“Talk to people,” Serven says. “A Christian counselor. A pastor or elder or wife of one of those in your church. Your friends. Write a letter that expresses your feelings. Write a letter to God. Write one from Him to you. Feel the pain and then you may be able to forgive the pain and pursue healing. Just covering it up does no good. It will come out later.
Let Time Teach You
Discovering who you are takes time. But, like others in their 20s, you may be feeling pressure to have your life completely and tidily figured out before you hit 30 – or even 25. Don’t be afraid to take all the time you need to take before making an important decision, the authors say, remembering that each decision – good or bad – can serve as a valuable learning experience. Be willing to learn from history and older people as well.
In time, life’s disappointments may overtake your youthful idealism. But even when your circumstances don’t turn out the way you’d dreamed (such as not finding a job in your field after graduating from college), you can still grow in the ways that matter most to God. “Life doesn’t always go the way we want it to,” says Serven. “… Our disappointments are opportunities to trust in the gospel in a different way than we have before. And we should continue striving with zeal to extend the Kingdom of God and not settle for a boring, disappointing life.”
Dunham adds, “One word – and this is spoken from the chief of sinners in this area – relax. When I talk with twenty-somethings, this is probably the one word I end up using the most, just because they have allowed their culture, their parents, their career path, or themselves to dictate where they should be in life by now. A lot of times this kind of progress is just not realistic. … faithfulness in the midst of the struggle is what God desires to build in us, and that process usually tends to happen when life doesn’t make sense.”
It’s particularly important for singles to pursue contentment, write Serven and Dunham, because they should try to wait for “the Right Person in the Right Way at the Right Time.”
Serven says, “If you are currently single, then God has called you right now to be single. You must learn to be content in that and be the best single person you can be, realizing that getting married won’t ‘make me happy.’ It will change you, but you will have new problems, new things you need to repent of. You should be seeking to develop friendships based on common theology, callings, and interest and pray that God would lead you into a relationship with someone who can be your best friend.”

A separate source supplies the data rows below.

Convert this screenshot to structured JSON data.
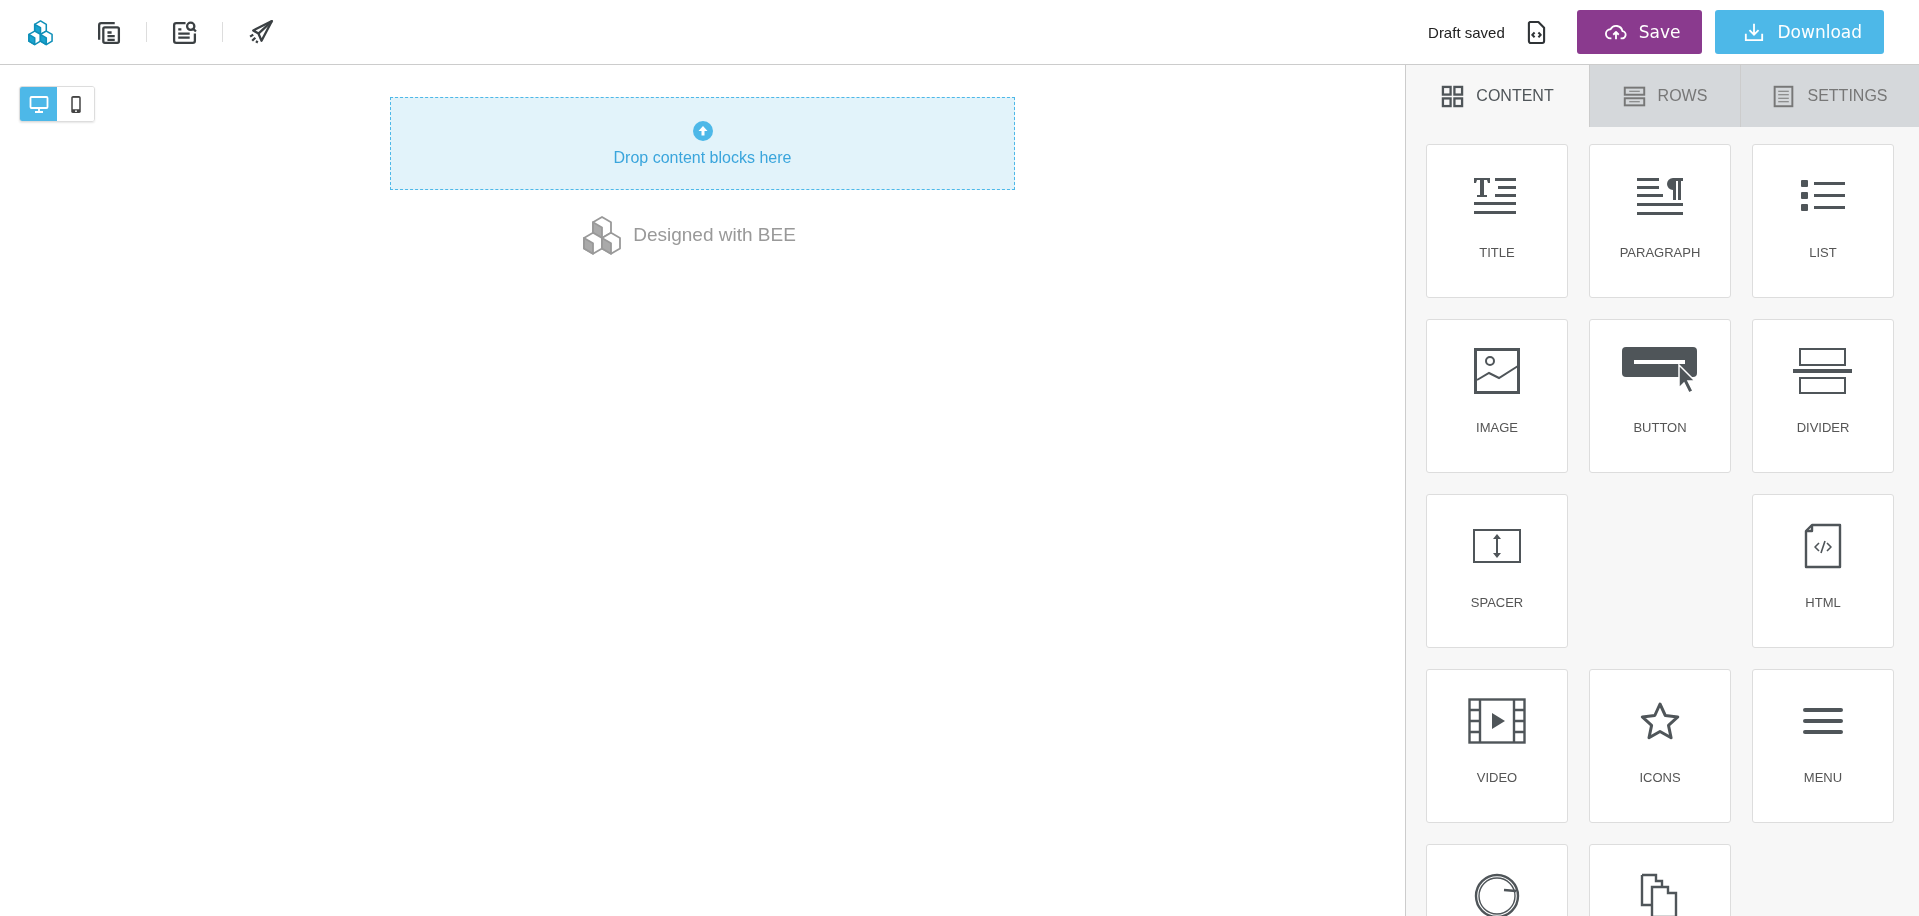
{
  "toolbar": {
    "status": "Draft saved",
    "buttons": [
      {
        "kind": "save",
        "label": "Save"
      },
      {
        "kind": "download",
        "label": "Download"
      }
    ]
  },
  "device_toggle": [
    {
      "kind": "desktop",
      "selected": true
    },
    {
      "kind": "mobile",
      "selected": false
    }
  ],
  "canvas": {
    "drop_zone": "Drop content blocks here",
    "credit": "Designed with BEE"
  },
  "sidebar": {
    "tabs": [
      {
        "kind": "content",
        "label": "CONTENT",
        "selected": true
      },
      {
        "kind": "rows",
        "label": "ROWS",
        "selected": false
      },
      {
        "kind": "settings",
        "label": "SETTINGS",
        "selected": false
      }
    ],
    "block_rows": [
      [
        {
          "kind": "title",
          "label": "TITLE"
        },
        {
          "kind": "paragraph",
          "label": "PARAGRAPH"
        },
        {
          "kind": "list",
          "label": "LIST"
        }
      ],
      [
        {
          "kind": "image",
          "label": "IMAGE"
        },
        {
          "kind": "button",
          "label": "BUTTON"
        },
        {
          "kind": "divider",
          "label": "DIVIDER"
        }
      ],
      [
        {
          "kind": "spacer",
          "label": "SPACER"
        },
        null,
        {
          "kind": "html",
          "label": "HTML"
        }
      ],
      [
        {
          "kind": "video",
          "label": "VIDEO"
        },
        {
          "kind": "icons",
          "label": "ICONS"
        },
        {
          "kind": "menu",
          "label": "MENU"
        }
      ],
      [
        {
          "kind": "social"
        },
        {
          "kind": "pages"
        }
      ]
    ]
  }
}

Start to Build your Legacy
In your 20s, you’ll often feel pressure to impress others in order to get ahead in the world. But, as the authors write, “What institutions think of us isn’t nearly as important as what Jesus thinks of us.”
Dunham says it’s never too early to consider your legacy. “When we’re young, we tend to feel particularly invincible, largely because our culture tries to hide death and deny the fact that it’s coming. As a result, many people in their 20s live life with only a wandering sense of urgency and an occasional haunting fear of what lies beyond. Rethinking accomplishment and success in our 20s is vital to our learning to live strategically. Now – when we can still do something about it – is when we should be thinking about what our lives will mean in our deaths. Death is life’s great perspective-bringer.”
Adjusting your goals with your legacy in mind can keep you focused on what matters most, says Serven. “Your short-term goals need to fit into your long-term ones. You are becoming who you will be known for. What will you leave behind? Who will be glad you were here when you’re gone?”
For additional resources and information on TwentySomeone, please visit www.twentysomeone.com